How can coaches provide effective feedback to their youth players?
March 11, 2021 by Guest Author in Sponsored with 0 comments
The following is a preview of Elevate Ultimate‘s book, “The Art of Coaching Youth Ultimate.” If you like what you read, consider buying the kindle or paperback edition! To buy it, and for other free resources, visit their website.
Chapter 15 – Effective Feedback
There’s a group of 12-13 year-old girls at the session I’m coaching and they’re all trying ultimate for the first time. We are working on backhands and taking them through all the steps. Half of them are stepping out awkwardly, resembling more of a pretzel than an athlete, yet I am too afraid to correct this because I want them to feel confident and stick with ultimate.

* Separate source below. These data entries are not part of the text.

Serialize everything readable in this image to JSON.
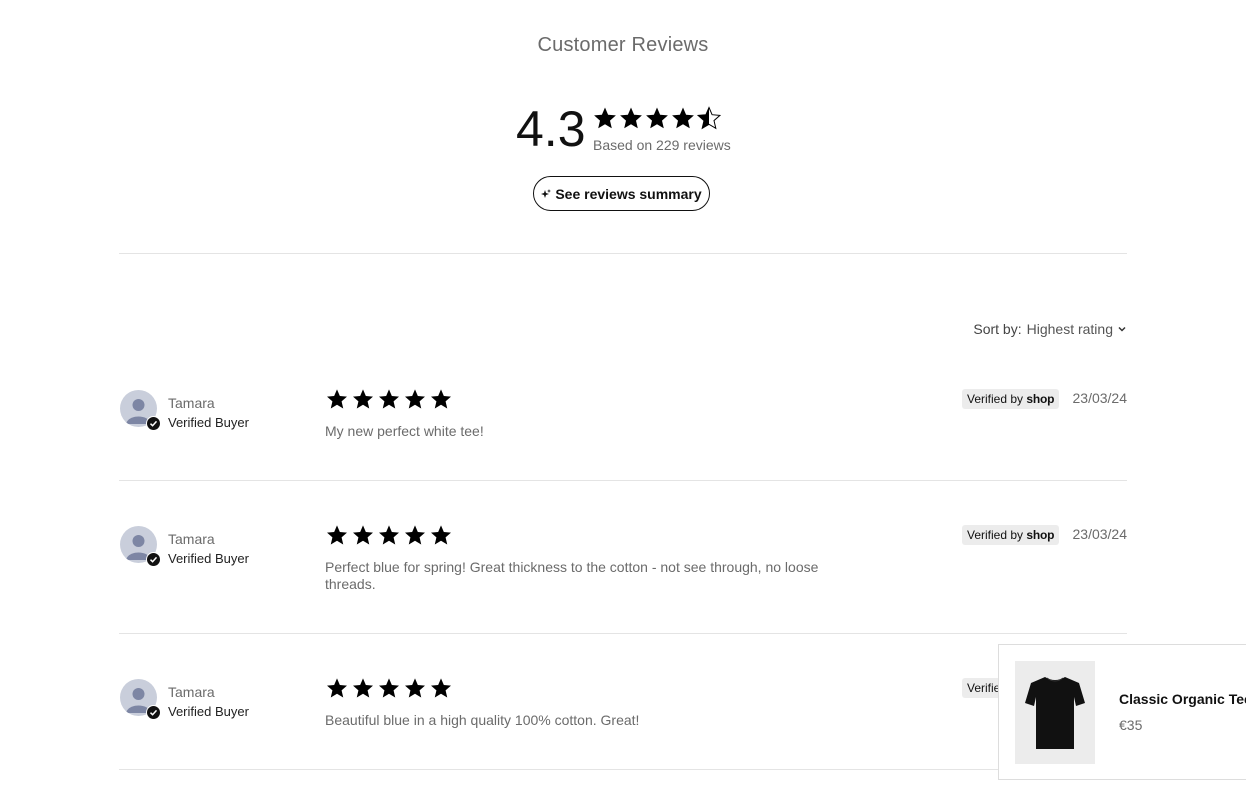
{
  "header": {
    "title": "Customer Reviews",
    "average": "4.3",
    "average_stars": 4.5,
    "based_on": "Based on 229 reviews",
    "summary_button": "See reviews summary"
  },
  "sort": {
    "label": "Sort by:",
    "value": "Highest rating"
  },
  "verified_badge": {
    "prefix": "Verified by",
    "brand": "shop"
  },
  "reviews": [
    {
      "name": "Tamara",
      "status": "Verified Buyer",
      "rating": 5,
      "date": "23/03/24",
      "text": "My new perfect white tee!"
    },
    {
      "name": "Tamara",
      "status": "Verified Buyer",
      "rating": 5,
      "date": "23/03/24",
      "text": "Perfect blue for spring! Great thickness to the cotton - not see through, no loose threads."
    },
    {
      "name": "Tamara",
      "status": "Verified Buyer",
      "rating": 5,
      "date": "",
      "text": "Beautiful blue in a high quality 100% cotton. Great!"
    }
  ],
  "product_popup": {
    "name": "Classic Organic Tee",
    "price": "€35"
  },
  "colors": {
    "star": "#000000",
    "muted_text": "#6b6b6b",
    "badge_bg": "#ececec",
    "avatar_bg": "#c9cedb"
  },
  "icons": {
    "star": "star-icon",
    "sparkle": "sparkle-icon",
    "chevron": "chevron-down-icon",
    "avatar": "user-avatar-icon",
    "check": "checkmark-icon"
  }
}
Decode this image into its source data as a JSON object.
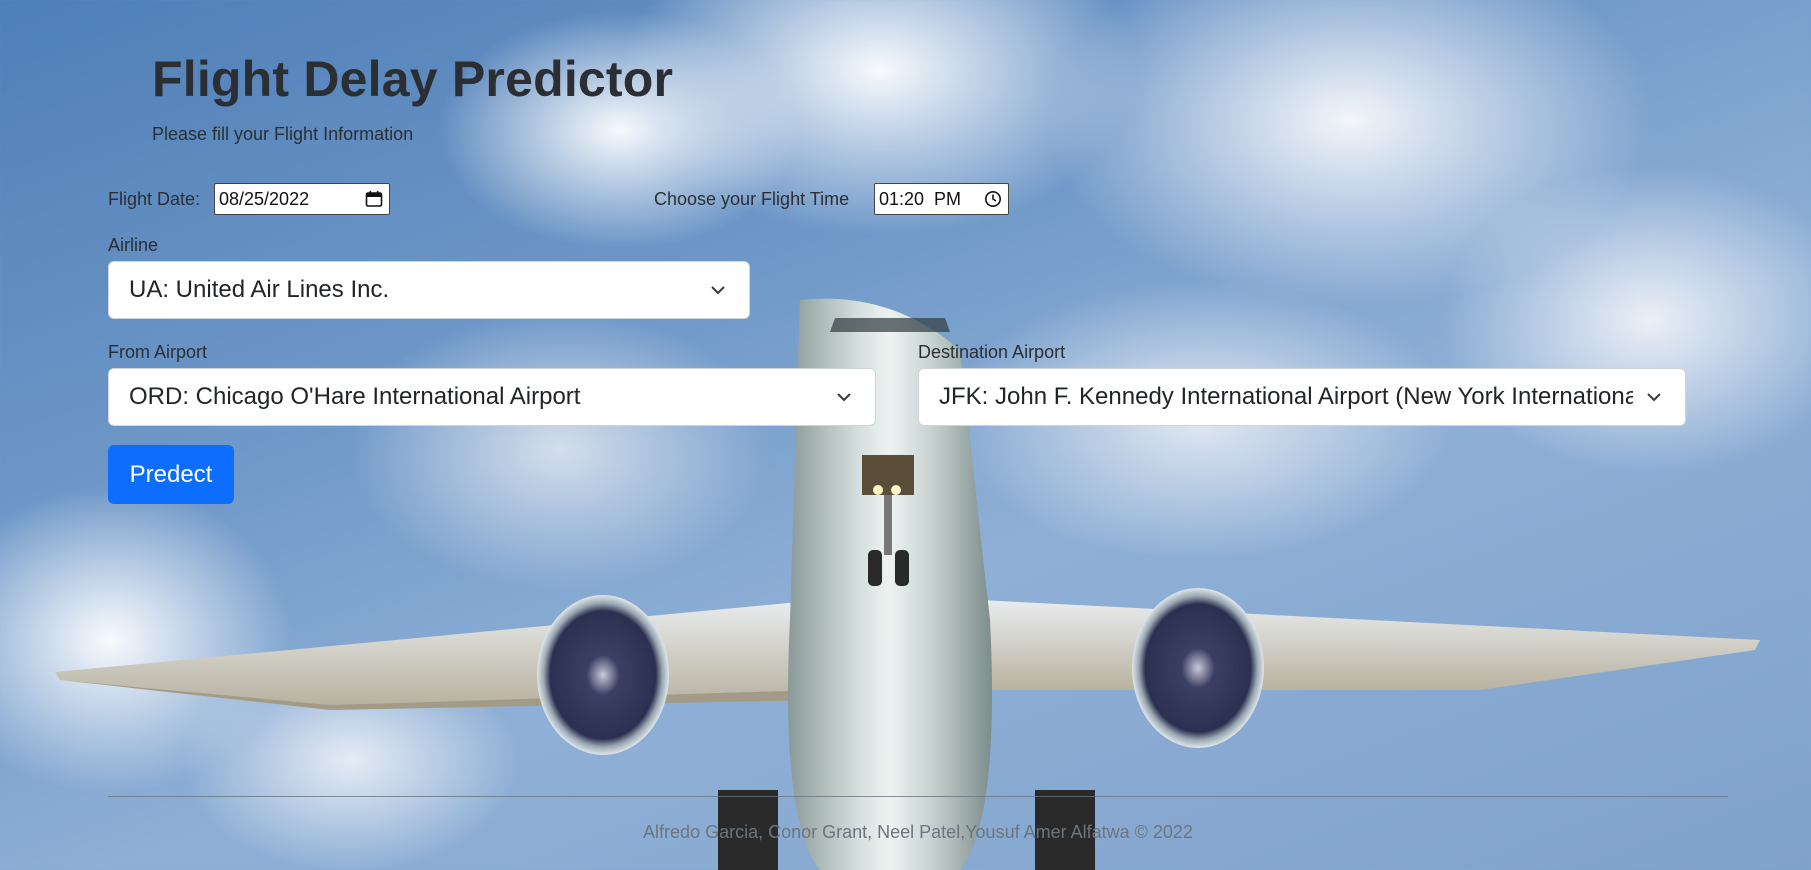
{
  "header": {
    "title": "Flight Delay Predictor",
    "subtitle": "Please fill your Flight Information"
  },
  "form": {
    "date_label": "Flight Date:",
    "date_value": "08/25/2022",
    "time_label": "Choose your Flight Time",
    "time_value": "01:20  PM",
    "airline_label": "Airline",
    "airline_value": "UA: United Air Lines Inc.",
    "from_label": "From Airport",
    "from_value": "ORD: Chicago O'Hare International Airport",
    "dest_label": "Destination Airport",
    "dest_value": "JFK: John F. Kennedy International Airport (New York International Airport)",
    "submit_label": "Predect"
  },
  "footer": {
    "text": "Alfredo Garcia, Conor Grant, Neel Patel,Yousuf Amer Alfatwa © 2022"
  },
  "colors": {
    "primary_button": "#0d6efd",
    "heading": "#2b2f33",
    "footer_text": "#6c757d"
  },
  "icons": [
    "calendar-icon",
    "clock-icon",
    "chevron-down-icon"
  ]
}
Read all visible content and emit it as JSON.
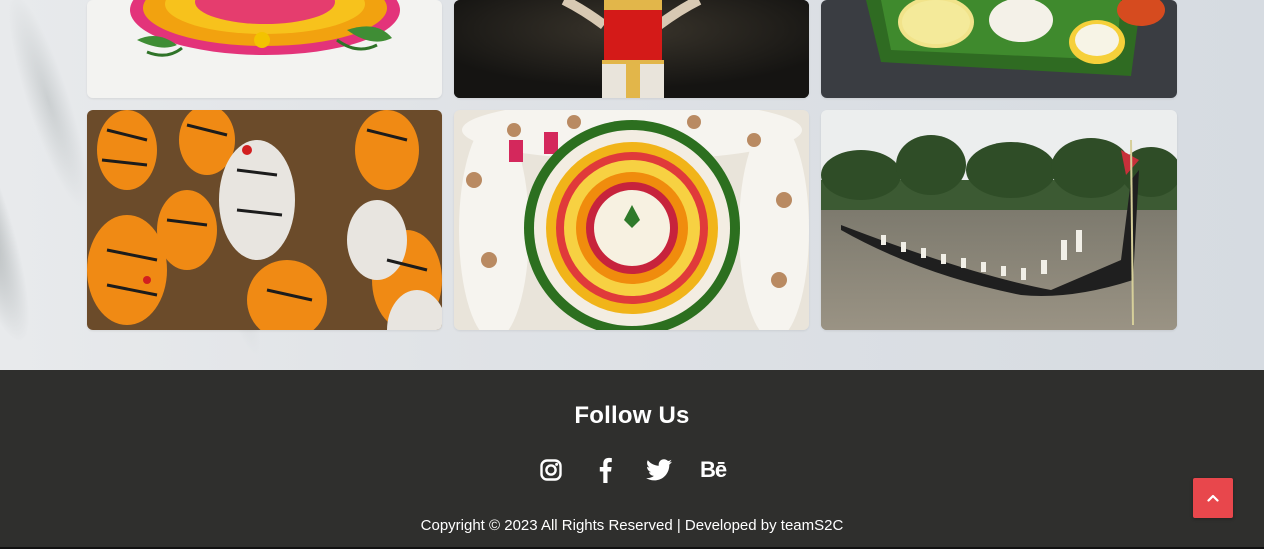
{
  "gallery": {
    "images": [
      {
        "subject": "flower-rangoli-pookalam"
      },
      {
        "subject": "kathakali-dancer"
      },
      {
        "subject": "onam-sadya-on-banana-leaf"
      },
      {
        "subject": "pulikali-tiger-dance"
      },
      {
        "subject": "pookalam-with-women-seated"
      },
      {
        "subject": "snake-boat-race"
      }
    ]
  },
  "footer": {
    "follow_title": "Follow Us",
    "social": [
      {
        "icon": "instagram-icon"
      },
      {
        "icon": "facebook-icon"
      },
      {
        "icon": "twitter-icon"
      },
      {
        "icon": "behance-icon",
        "text": "Bē"
      }
    ],
    "copyright": "Copyright © 2023 All Rights Reserved | Developed by teamS2C"
  },
  "back_to_top": {
    "icon": "chevron-up-icon"
  },
  "colors": {
    "footer_bg": "#2f2f2d",
    "accent": "#e8474c"
  }
}
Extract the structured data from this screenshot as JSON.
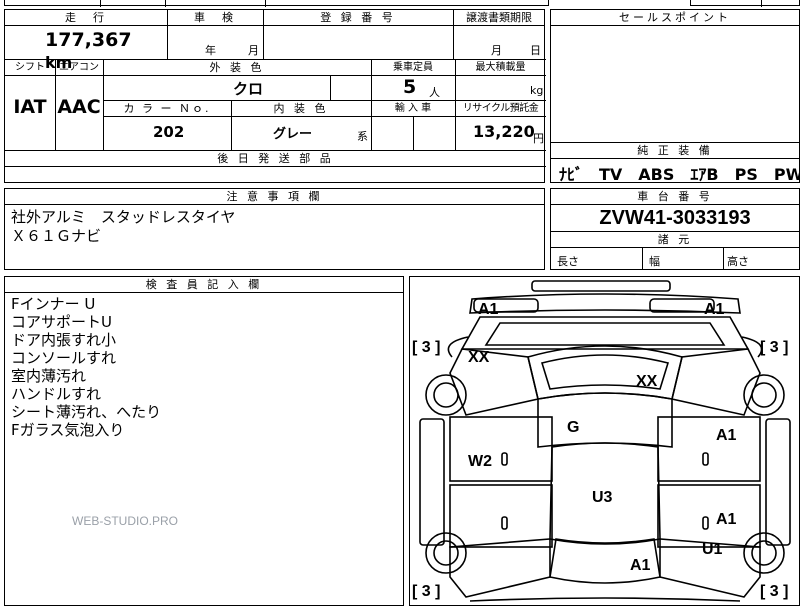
{
  "header": {
    "mileage_label": "走　行",
    "mileage_value": "177,367",
    "mileage_unit": "km",
    "inspection_label": "車　検",
    "inspection_year_unit": "年",
    "inspection_month_unit": "月",
    "registration_label": "登 録 番 号",
    "transfer_label": "譲渡書類期限",
    "transfer_month_unit": "月",
    "transfer_day_unit": "日",
    "sales_point_label": "セールスポイント"
  },
  "spec": {
    "shift_label": "シフト",
    "shift_value": "IAT",
    "aircon_label": "エアコン",
    "aircon_value": "AAC",
    "exterior_label": "外 装 色",
    "exterior_value": "クロ",
    "capacity_label": "乗車定員",
    "capacity_value": "5",
    "capacity_unit": "人",
    "load_label": "最大積載量",
    "load_unit": "kg",
    "color_no_label": "カ ラ ー Ｎｏ.",
    "color_no_value": "202",
    "interior_label": "内 装 色",
    "interior_value": "グレー",
    "interior_suffix": "系",
    "import_label": "輸 入 車",
    "recycle_label": "リサイクル預託金",
    "recycle_value": "13,220",
    "recycle_unit": "円",
    "later_parts_label": "後 日 発 送 部 品"
  },
  "equipment": {
    "label": "純 正 装 備",
    "value": "ﾅﾋﾞ　TV　ABS　ｴｱB　PS　PW"
  },
  "notes": {
    "label": "注 意 事 項 欄",
    "lines": [
      "社外アルミ　スタッドレスタイヤ",
      "Ｘ６１Ｇナビ"
    ]
  },
  "chassis": {
    "label": "車 台 番 号",
    "value": "ZVW41-3033193",
    "dims_label": "諸 元",
    "length_label": "長さ",
    "width_label": "幅",
    "height_label": "高さ"
  },
  "inspector": {
    "label": "検 査 員 記 入 欄",
    "lines": [
      "Fインナー U",
      "コアサポートU",
      "ドア内張すれ小",
      "コンソールすれ",
      "室内薄汚れ",
      "ハンドルすれ",
      "シート薄汚れ、へたり",
      "Fガラス気泡入り"
    ]
  },
  "diagram": {
    "marks": {
      "a1_tl": "A1",
      "a1_tr": "A1",
      "xx_l": "XX",
      "xx_r": "XX",
      "g": "G",
      "a1_rdoor": "A1",
      "w2": "W2",
      "u3": "U3",
      "a1_rdoor2": "A1",
      "u1": "U1",
      "a1_rear": "A1"
    },
    "brackets": {
      "tl": "[ 3 ]",
      "tr": "[ 3 ]",
      "bl": "[ 3 ]",
      "br": "[ 3 ]"
    }
  },
  "watermark": "WEB-STUDIO.PRO"
}
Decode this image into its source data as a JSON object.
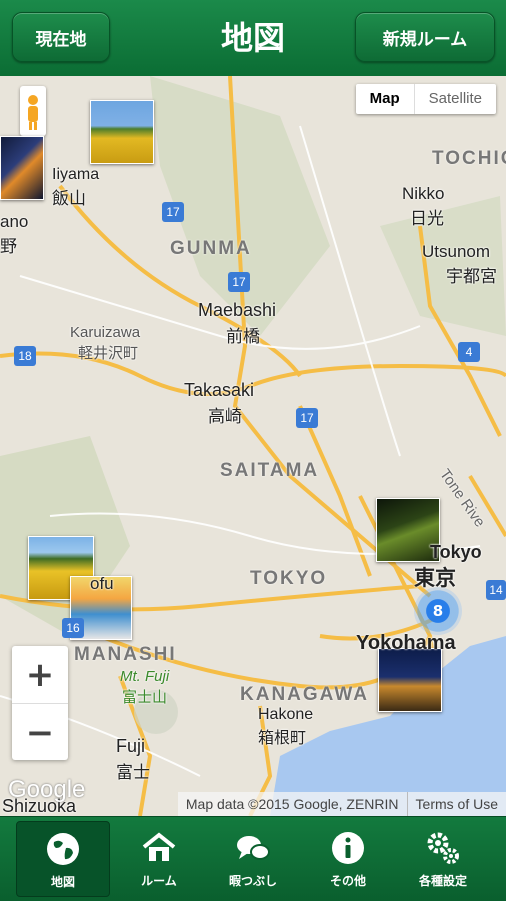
{
  "header": {
    "left_button": "現在地",
    "title": "地図",
    "right_button": "新規ルーム"
  },
  "map_type": {
    "map": "Map",
    "satellite": "Satellite"
  },
  "places": {
    "iiyama_en": "Iiyama",
    "iiyama_jp": "飯山",
    "nikko_en": "Nikko",
    "nikko_jp": "日光",
    "utsunomiya_en": "Utsunom",
    "utsunomiya_jp": "宇都宮",
    "tochigi": "TOCHIG",
    "gunma": "GUNMA",
    "maebashi_en": "Maebashi",
    "maebashi_jp": "前橋",
    "karuizawa_en": "Karuizawa",
    "karuizawa_jp": "軽井沢町",
    "takasaki_en": "Takasaki",
    "takasaki_jp": "高崎",
    "saitama": "SAITAMA",
    "tokyo_region": "TOKYO",
    "tokyo_en": "Tokyo",
    "tokyo_jp": "東京",
    "yokohama": "Yokohama",
    "kanagawa": "KANAGAWA",
    "yamanashi": "MANASHI",
    "fuji_mt_en": "Mt. Fuji",
    "fuji_mt_jp": "富士山",
    "hakone_en": "Hakone",
    "hakone_jp": "箱根町",
    "fuji_en": "Fuji",
    "fuji_jp": "富士",
    "shizuoka": "Shizuoka",
    "nagano_en": "ano",
    "nagano_jp": "野",
    "kofu": "ofu",
    "tone": "Tone Rive"
  },
  "routes": {
    "r17a": "17",
    "r17b": "17",
    "r17c": "17",
    "r18": "18",
    "r4": "4",
    "r14": "14",
    "r16": "16"
  },
  "cluster_count": "8",
  "zoom": {
    "plus": "+",
    "minus": "−"
  },
  "attribution": {
    "data": "Map data ©2015 Google, ZENRIN",
    "terms": "Terms of Use"
  },
  "google_logo": "Google",
  "tabs": [
    {
      "label": "地図",
      "icon": "globe-icon"
    },
    {
      "label": "ルーム",
      "icon": "house-icon"
    },
    {
      "label": "暇つぶし",
      "icon": "chat-icon"
    },
    {
      "label": "その他",
      "icon": "info-icon"
    },
    {
      "label": "各種設定",
      "icon": "gears-icon"
    }
  ]
}
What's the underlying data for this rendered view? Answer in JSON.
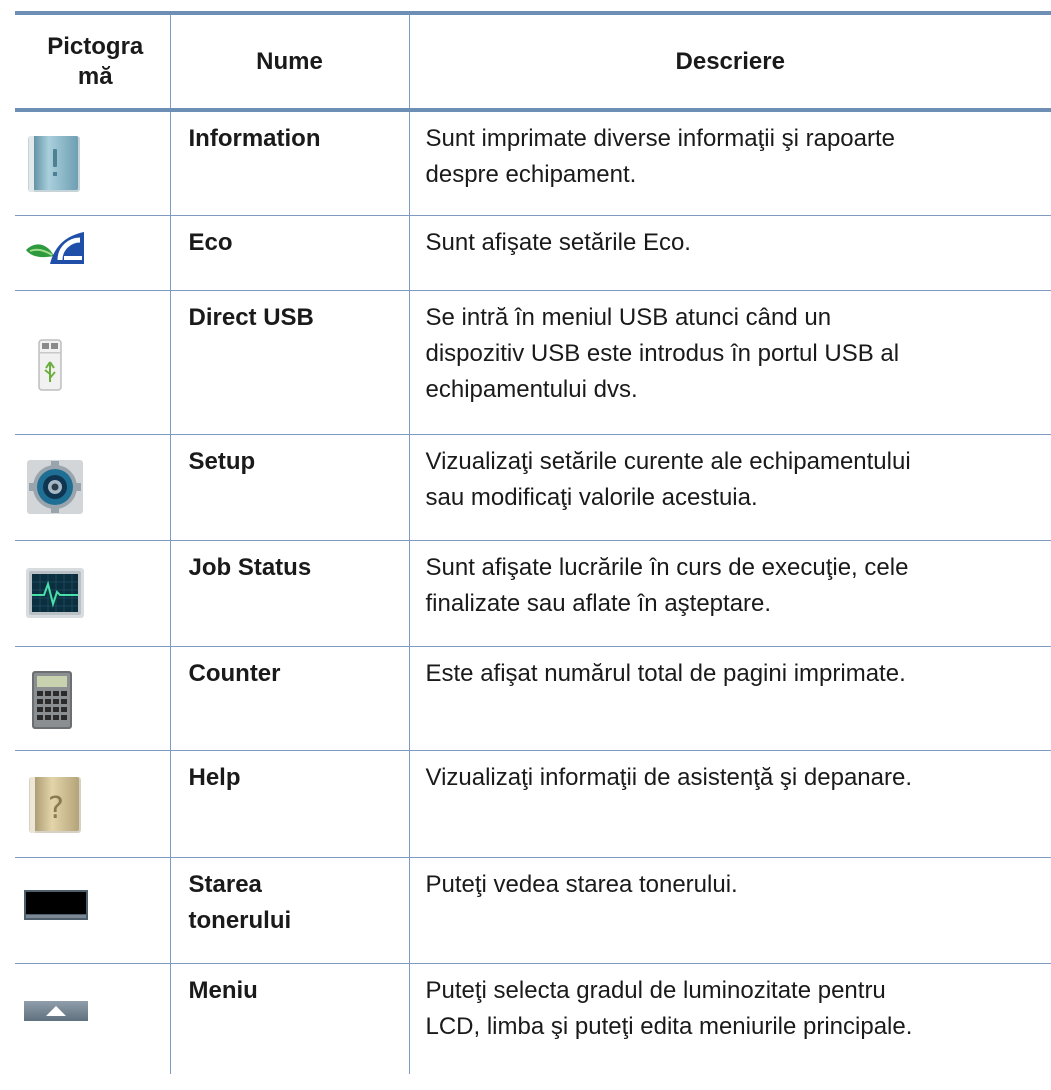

In retrospect, I was doing them a disservice. Ignoring the error was allowing these young athletes to practice improper movement patterns, quickly turning them into habits. Instead of waiting for the “right time,” I should have made the correction right away. Kids want to learn, but their receptivity to the feedback has everything to do with my delivery.
Feedback: Providing meaningful information to athletes and teams during or after a performance.
There are three primary reasons for providing feedback:
- To motivate them
- To reinforce good performances or discourage poor ones
- To speed up improvement
Five Keys to Giving Good Feedback
- Make it positive. Catch people doing things right (especially if they generally struggle)!
- Make it specific. This will help them repeat the awesomeness.
- Make it soon. You’ll get better results if they remember what it was/how it felt, etc.
- Make it sincere. Kids can tell when you don’t mean it. You want to build their trust so when you say something positive, it’s really positive!
- Make it focused on effort, not results. Growth mindset feedback. “Sarah, I really love how you tried to run through that disc. That effort is exactly what we are looking for.”
Now I’m going to go back to the scenario at the beginning of this section with the 12-13 year-old girls and rewrite my history.
The girls are partner-throwing and I notice that half of them are pivoting oddly when they step out (hint: more than three people doing the same error means you can give this feedback to the entire group rather than singling each person out every time).
“Hey everyone, let’s pause for a moment. Great wrist snaps overall, and I love that everyone is stepping out. I just want to make a quick correction about the step outs. Can anyone tell me why I would want to step out like this… and not this…? Ok everyone, now follow along with what I’m doing… Ok, keep practicing that while I walk around. Feel free to give each other feedback on how your partner is doing as well… Ok, great. I really want to see these awesome step-outs when you’re throwing for the next two minutes, ok?”
I pace around the group a little bit ensuring that I’m checking in with my pretzel people and positively affirming the change in the skill.
“Okay, that looks way better everyone. Great work.”
How to Structure Feedback
Let’s take a closer look at the structure of my feedback in my remade scenario.
- I start off with a positive. “Great wrist snaps overall, and I love that everyone is stepping out.”
- I proceed to the correction. “Can anyone tell me why I would want to step out like this… and not this…?”
- I give them an example they can copy. “Ok everyone, now follow along with what I’m doing… Ok, keep practicing that while I walk around.”
- I encourage the action. “ I really want to see these awesome step-outs when you’re throwing
for the next two minutes, ok?”
One final tip for you. When your athletes apply what you’ve been working on in a game, you should lose your mind. Nothing solidifies learning for them more than seeing their coach get excited about something they were able to do. Being energetic and passionate when they achieve their goals and learn new skills can be incredibly motivating for your athletes.
Your Turn – Give Feedback
Scenario #1: Your athletes are scrimmaging and just scored a point using the end zone system you practiced.
Can you think of an example of feedback that’s too general? i.e., “I like that you all cut when you were supposed to!”
Now give feedback that’s specific.
Scenario #2: Your athletes are working on 1-on-1 cutting. A few athletes aren’t using the proper footwork but are still scoring because they are tall.
Can you think of an example of feedback that’s too general?
Now give feedback that’s specific.